Dataset rows describing interfaces
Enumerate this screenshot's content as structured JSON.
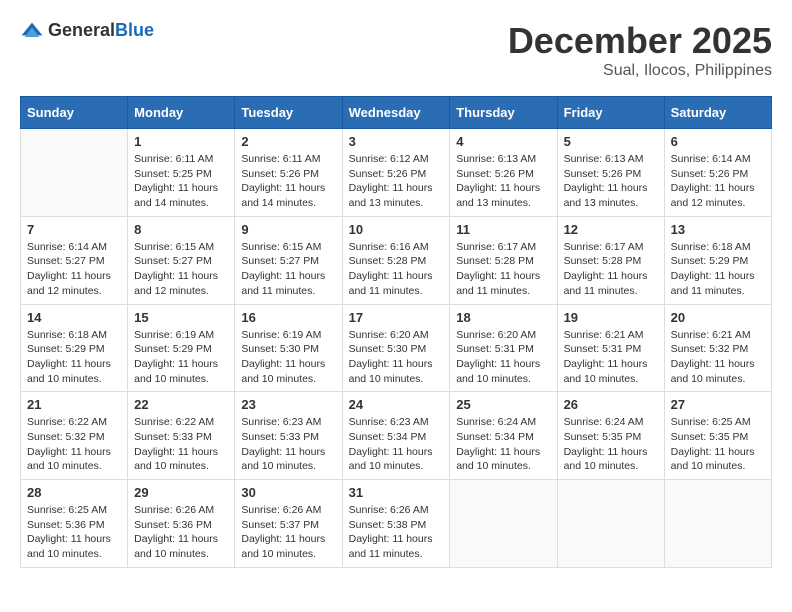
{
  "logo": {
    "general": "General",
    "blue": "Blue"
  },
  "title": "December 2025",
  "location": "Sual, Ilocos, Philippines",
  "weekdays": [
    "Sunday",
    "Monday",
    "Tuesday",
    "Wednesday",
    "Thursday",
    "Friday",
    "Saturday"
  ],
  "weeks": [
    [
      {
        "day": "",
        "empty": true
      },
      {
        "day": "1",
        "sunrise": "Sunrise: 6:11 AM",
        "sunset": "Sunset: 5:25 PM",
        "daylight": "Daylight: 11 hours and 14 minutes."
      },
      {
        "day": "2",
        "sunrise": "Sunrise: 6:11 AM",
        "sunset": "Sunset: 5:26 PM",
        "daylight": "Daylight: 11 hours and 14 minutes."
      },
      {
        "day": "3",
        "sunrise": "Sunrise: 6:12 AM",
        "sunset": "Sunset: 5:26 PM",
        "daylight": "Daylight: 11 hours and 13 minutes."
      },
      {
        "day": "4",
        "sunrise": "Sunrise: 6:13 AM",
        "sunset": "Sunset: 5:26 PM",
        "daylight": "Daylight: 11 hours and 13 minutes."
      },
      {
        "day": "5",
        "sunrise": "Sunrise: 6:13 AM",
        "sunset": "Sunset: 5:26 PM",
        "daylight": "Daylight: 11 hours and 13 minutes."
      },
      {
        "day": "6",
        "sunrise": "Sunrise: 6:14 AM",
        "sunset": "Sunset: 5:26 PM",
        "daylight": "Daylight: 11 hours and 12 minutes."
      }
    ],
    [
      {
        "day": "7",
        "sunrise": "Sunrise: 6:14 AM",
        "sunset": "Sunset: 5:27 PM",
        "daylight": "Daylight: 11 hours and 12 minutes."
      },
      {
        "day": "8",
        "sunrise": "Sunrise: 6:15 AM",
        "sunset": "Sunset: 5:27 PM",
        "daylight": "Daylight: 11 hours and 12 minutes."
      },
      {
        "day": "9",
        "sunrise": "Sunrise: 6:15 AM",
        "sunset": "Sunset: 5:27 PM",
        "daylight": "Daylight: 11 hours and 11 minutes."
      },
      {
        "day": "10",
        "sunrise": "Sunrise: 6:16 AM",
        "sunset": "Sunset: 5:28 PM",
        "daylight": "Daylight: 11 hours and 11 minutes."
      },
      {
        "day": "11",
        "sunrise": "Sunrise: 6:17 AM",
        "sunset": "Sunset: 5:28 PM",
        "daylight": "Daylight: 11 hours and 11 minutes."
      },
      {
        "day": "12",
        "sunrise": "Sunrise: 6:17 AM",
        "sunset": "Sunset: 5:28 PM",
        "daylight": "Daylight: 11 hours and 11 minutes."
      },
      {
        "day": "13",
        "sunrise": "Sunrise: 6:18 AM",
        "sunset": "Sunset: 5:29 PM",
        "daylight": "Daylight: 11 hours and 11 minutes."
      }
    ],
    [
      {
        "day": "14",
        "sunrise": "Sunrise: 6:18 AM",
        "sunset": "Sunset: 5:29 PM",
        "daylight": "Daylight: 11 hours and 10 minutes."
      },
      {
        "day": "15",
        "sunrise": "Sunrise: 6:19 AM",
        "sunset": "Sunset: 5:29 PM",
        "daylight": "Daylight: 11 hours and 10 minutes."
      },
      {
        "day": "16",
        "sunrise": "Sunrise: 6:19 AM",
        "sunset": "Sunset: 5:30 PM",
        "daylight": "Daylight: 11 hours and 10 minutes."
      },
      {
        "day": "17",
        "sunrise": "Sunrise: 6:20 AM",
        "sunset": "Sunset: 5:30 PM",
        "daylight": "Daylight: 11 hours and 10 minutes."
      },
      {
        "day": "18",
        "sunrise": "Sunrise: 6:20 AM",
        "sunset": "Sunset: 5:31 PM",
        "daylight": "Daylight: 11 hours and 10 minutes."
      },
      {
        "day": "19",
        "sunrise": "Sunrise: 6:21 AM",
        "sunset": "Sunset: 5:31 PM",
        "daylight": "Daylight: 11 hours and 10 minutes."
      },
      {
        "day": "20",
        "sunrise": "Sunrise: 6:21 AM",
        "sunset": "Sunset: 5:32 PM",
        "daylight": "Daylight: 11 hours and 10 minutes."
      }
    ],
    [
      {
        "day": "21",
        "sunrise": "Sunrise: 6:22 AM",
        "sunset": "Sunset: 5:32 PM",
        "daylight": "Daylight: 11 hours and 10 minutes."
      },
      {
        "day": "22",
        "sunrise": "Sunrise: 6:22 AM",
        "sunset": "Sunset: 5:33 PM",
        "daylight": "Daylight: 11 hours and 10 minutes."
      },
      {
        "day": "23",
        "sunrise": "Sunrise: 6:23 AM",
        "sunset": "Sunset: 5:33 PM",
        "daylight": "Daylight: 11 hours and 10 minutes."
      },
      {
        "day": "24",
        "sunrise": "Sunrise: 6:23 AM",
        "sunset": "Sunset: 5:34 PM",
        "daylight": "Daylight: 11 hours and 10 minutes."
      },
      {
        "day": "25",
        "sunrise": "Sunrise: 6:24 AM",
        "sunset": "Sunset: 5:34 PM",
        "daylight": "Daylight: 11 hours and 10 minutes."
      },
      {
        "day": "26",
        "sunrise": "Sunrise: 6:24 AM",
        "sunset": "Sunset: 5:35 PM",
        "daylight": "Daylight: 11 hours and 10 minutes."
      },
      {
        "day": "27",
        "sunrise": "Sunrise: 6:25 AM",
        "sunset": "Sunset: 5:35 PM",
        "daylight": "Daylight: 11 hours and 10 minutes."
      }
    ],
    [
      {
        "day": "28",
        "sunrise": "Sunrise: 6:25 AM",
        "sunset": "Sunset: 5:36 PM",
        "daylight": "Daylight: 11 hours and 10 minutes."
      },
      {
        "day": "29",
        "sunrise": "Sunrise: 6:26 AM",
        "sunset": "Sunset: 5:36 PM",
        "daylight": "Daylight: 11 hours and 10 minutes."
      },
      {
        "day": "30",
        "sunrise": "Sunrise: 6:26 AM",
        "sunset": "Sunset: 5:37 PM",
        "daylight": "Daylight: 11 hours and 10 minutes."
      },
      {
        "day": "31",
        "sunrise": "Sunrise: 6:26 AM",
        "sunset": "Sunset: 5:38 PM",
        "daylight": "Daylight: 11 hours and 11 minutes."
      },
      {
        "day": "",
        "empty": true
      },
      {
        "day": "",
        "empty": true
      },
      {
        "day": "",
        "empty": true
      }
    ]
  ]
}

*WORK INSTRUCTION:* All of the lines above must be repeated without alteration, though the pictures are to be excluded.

*OUTPUT FOR THIS EXERCISE:*
Enumerate this screenshot's content as structured JSON.
{
  "logo": {
    "general": "General",
    "blue": "Blue"
  },
  "title": "December 2025",
  "location": "Sual, Ilocos, Philippines",
  "weekdays": [
    "Sunday",
    "Monday",
    "Tuesday",
    "Wednesday",
    "Thursday",
    "Friday",
    "Saturday"
  ],
  "weeks": [
    [
      {
        "day": "",
        "empty": true
      },
      {
        "day": "1",
        "sunrise": "Sunrise: 6:11 AM",
        "sunset": "Sunset: 5:25 PM",
        "daylight": "Daylight: 11 hours and 14 minutes."
      },
      {
        "day": "2",
        "sunrise": "Sunrise: 6:11 AM",
        "sunset": "Sunset: 5:26 PM",
        "daylight": "Daylight: 11 hours and 14 minutes."
      },
      {
        "day": "3",
        "sunrise": "Sunrise: 6:12 AM",
        "sunset": "Sunset: 5:26 PM",
        "daylight": "Daylight: 11 hours and 13 minutes."
      },
      {
        "day": "4",
        "sunrise": "Sunrise: 6:13 AM",
        "sunset": "Sunset: 5:26 PM",
        "daylight": "Daylight: 11 hours and 13 minutes."
      },
      {
        "day": "5",
        "sunrise": "Sunrise: 6:13 AM",
        "sunset": "Sunset: 5:26 PM",
        "daylight": "Daylight: 11 hours and 13 minutes."
      },
      {
        "day": "6",
        "sunrise": "Sunrise: 6:14 AM",
        "sunset": "Sunset: 5:26 PM",
        "daylight": "Daylight: 11 hours and 12 minutes."
      }
    ],
    [
      {
        "day": "7",
        "sunrise": "Sunrise: 6:14 AM",
        "sunset": "Sunset: 5:27 PM",
        "daylight": "Daylight: 11 hours and 12 minutes."
      },
      {
        "day": "8",
        "sunrise": "Sunrise: 6:15 AM",
        "sunset": "Sunset: 5:27 PM",
        "daylight": "Daylight: 11 hours and 12 minutes."
      },
      {
        "day": "9",
        "sunrise": "Sunrise: 6:15 AM",
        "sunset": "Sunset: 5:27 PM",
        "daylight": "Daylight: 11 hours and 11 minutes."
      },
      {
        "day": "10",
        "sunrise": "Sunrise: 6:16 AM",
        "sunset": "Sunset: 5:28 PM",
        "daylight": "Daylight: 11 hours and 11 minutes."
      },
      {
        "day": "11",
        "sunrise": "Sunrise: 6:17 AM",
        "sunset": "Sunset: 5:28 PM",
        "daylight": "Daylight: 11 hours and 11 minutes."
      },
      {
        "day": "12",
        "sunrise": "Sunrise: 6:17 AM",
        "sunset": "Sunset: 5:28 PM",
        "daylight": "Daylight: 11 hours and 11 minutes."
      },
      {
        "day": "13",
        "sunrise": "Sunrise: 6:18 AM",
        "sunset": "Sunset: 5:29 PM",
        "daylight": "Daylight: 11 hours and 11 minutes."
      }
    ],
    [
      {
        "day": "14",
        "sunrise": "Sunrise: 6:18 AM",
        "sunset": "Sunset: 5:29 PM",
        "daylight": "Daylight: 11 hours and 10 minutes."
      },
      {
        "day": "15",
        "sunrise": "Sunrise: 6:19 AM",
        "sunset": "Sunset: 5:29 PM",
        "daylight": "Daylight: 11 hours and 10 minutes."
      },
      {
        "day": "16",
        "sunrise": "Sunrise: 6:19 AM",
        "sunset": "Sunset: 5:30 PM",
        "daylight": "Daylight: 11 hours and 10 minutes."
      },
      {
        "day": "17",
        "sunrise": "Sunrise: 6:20 AM",
        "sunset": "Sunset: 5:30 PM",
        "daylight": "Daylight: 11 hours and 10 minutes."
      },
      {
        "day": "18",
        "sunrise": "Sunrise: 6:20 AM",
        "sunset": "Sunset: 5:31 PM",
        "daylight": "Daylight: 11 hours and 10 minutes."
      },
      {
        "day": "19",
        "sunrise": "Sunrise: 6:21 AM",
        "sunset": "Sunset: 5:31 PM",
        "daylight": "Daylight: 11 hours and 10 minutes."
      },
      {
        "day": "20",
        "sunrise": "Sunrise: 6:21 AM",
        "sunset": "Sunset: 5:32 PM",
        "daylight": "Daylight: 11 hours and 10 minutes."
      }
    ],
    [
      {
        "day": "21",
        "sunrise": "Sunrise: 6:22 AM",
        "sunset": "Sunset: 5:32 PM",
        "daylight": "Daylight: 11 hours and 10 minutes."
      },
      {
        "day": "22",
        "sunrise": "Sunrise: 6:22 AM",
        "sunset": "Sunset: 5:33 PM",
        "daylight": "Daylight: 11 hours and 10 minutes."
      },
      {
        "day": "23",
        "sunrise": "Sunrise: 6:23 AM",
        "sunset": "Sunset: 5:33 PM",
        "daylight": "Daylight: 11 hours and 10 minutes."
      },
      {
        "day": "24",
        "sunrise": "Sunrise: 6:23 AM",
        "sunset": "Sunset: 5:34 PM",
        "daylight": "Daylight: 11 hours and 10 minutes."
      },
      {
        "day": "25",
        "sunrise": "Sunrise: 6:24 AM",
        "sunset": "Sunset: 5:34 PM",
        "daylight": "Daylight: 11 hours and 10 minutes."
      },
      {
        "day": "26",
        "sunrise": "Sunrise: 6:24 AM",
        "sunset": "Sunset: 5:35 PM",
        "daylight": "Daylight: 11 hours and 10 minutes."
      },
      {
        "day": "27",
        "sunrise": "Sunrise: 6:25 AM",
        "sunset": "Sunset: 5:35 PM",
        "daylight": "Daylight: 11 hours and 10 minutes."
      }
    ],
    [
      {
        "day": "28",
        "sunrise": "Sunrise: 6:25 AM",
        "sunset": "Sunset: 5:36 PM",
        "daylight": "Daylight: 11 hours and 10 minutes."
      },
      {
        "day": "29",
        "sunrise": "Sunrise: 6:26 AM",
        "sunset": "Sunset: 5:36 PM",
        "daylight": "Daylight: 11 hours and 10 minutes."
      },
      {
        "day": "30",
        "sunrise": "Sunrise: 6:26 AM",
        "sunset": "Sunset: 5:37 PM",
        "daylight": "Daylight: 11 hours and 10 minutes."
      },
      {
        "day": "31",
        "sunrise": "Sunrise: 6:26 AM",
        "sunset": "Sunset: 5:38 PM",
        "daylight": "Daylight: 11 hours and 11 minutes."
      },
      {
        "day": "",
        "empty": true
      },
      {
        "day": "",
        "empty": true
      },
      {
        "day": "",
        "empty": true
      }
    ]
  ]
}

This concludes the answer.